## Data about app and page elements
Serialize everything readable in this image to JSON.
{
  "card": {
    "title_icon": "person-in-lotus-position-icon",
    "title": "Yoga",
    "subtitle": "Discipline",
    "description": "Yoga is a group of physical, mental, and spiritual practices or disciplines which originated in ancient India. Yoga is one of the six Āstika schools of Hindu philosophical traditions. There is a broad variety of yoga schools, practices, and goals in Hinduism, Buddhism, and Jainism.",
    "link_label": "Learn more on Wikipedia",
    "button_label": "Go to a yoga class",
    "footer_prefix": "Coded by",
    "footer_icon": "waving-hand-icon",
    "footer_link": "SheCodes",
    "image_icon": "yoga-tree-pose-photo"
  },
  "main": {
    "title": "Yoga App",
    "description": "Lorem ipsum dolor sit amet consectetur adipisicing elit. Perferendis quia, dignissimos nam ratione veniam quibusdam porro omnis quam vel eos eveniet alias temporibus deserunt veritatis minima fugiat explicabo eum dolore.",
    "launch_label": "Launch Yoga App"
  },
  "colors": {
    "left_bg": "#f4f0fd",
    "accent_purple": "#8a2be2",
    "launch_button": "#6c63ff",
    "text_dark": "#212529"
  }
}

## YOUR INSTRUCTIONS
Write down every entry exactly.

## FINAL ANSWER
Serialize everything readable in this image to JSON.
{
  "card": {
    "title_icon": "person-in-lotus-position-icon",
    "title": "Yoga",
    "subtitle": "Discipline",
    "description": "Yoga is a group of physical, mental, and spiritual practices or disciplines which originated in ancient India. Yoga is one of the six Āstika schools of Hindu philosophical traditions. There is a broad variety of yoga schools, practices, and goals in Hinduism, Buddhism, and Jainism.",
    "link_label": "Learn more on Wikipedia",
    "button_label": "Go to a yoga class",
    "footer_prefix": "Coded by",
    "footer_icon": "waving-hand-icon",
    "footer_link": "SheCodes",
    "image_icon": "yoga-tree-pose-photo"
  },
  "main": {
    "title": "Yoga App",
    "description": "Lorem ipsum dolor sit amet consectetur adipisicing elit. Perferendis quia, dignissimos nam ratione veniam quibusdam porro omnis quam vel eos eveniet alias temporibus deserunt veritatis minima fugiat explicabo eum dolore.",
    "launch_label": "Launch Yoga App"
  },
  "colors": {
    "left_bg": "#f4f0fd",
    "accent_purple": "#8a2be2",
    "launch_button": "#6c63ff",
    "text_dark": "#212529"
  }
}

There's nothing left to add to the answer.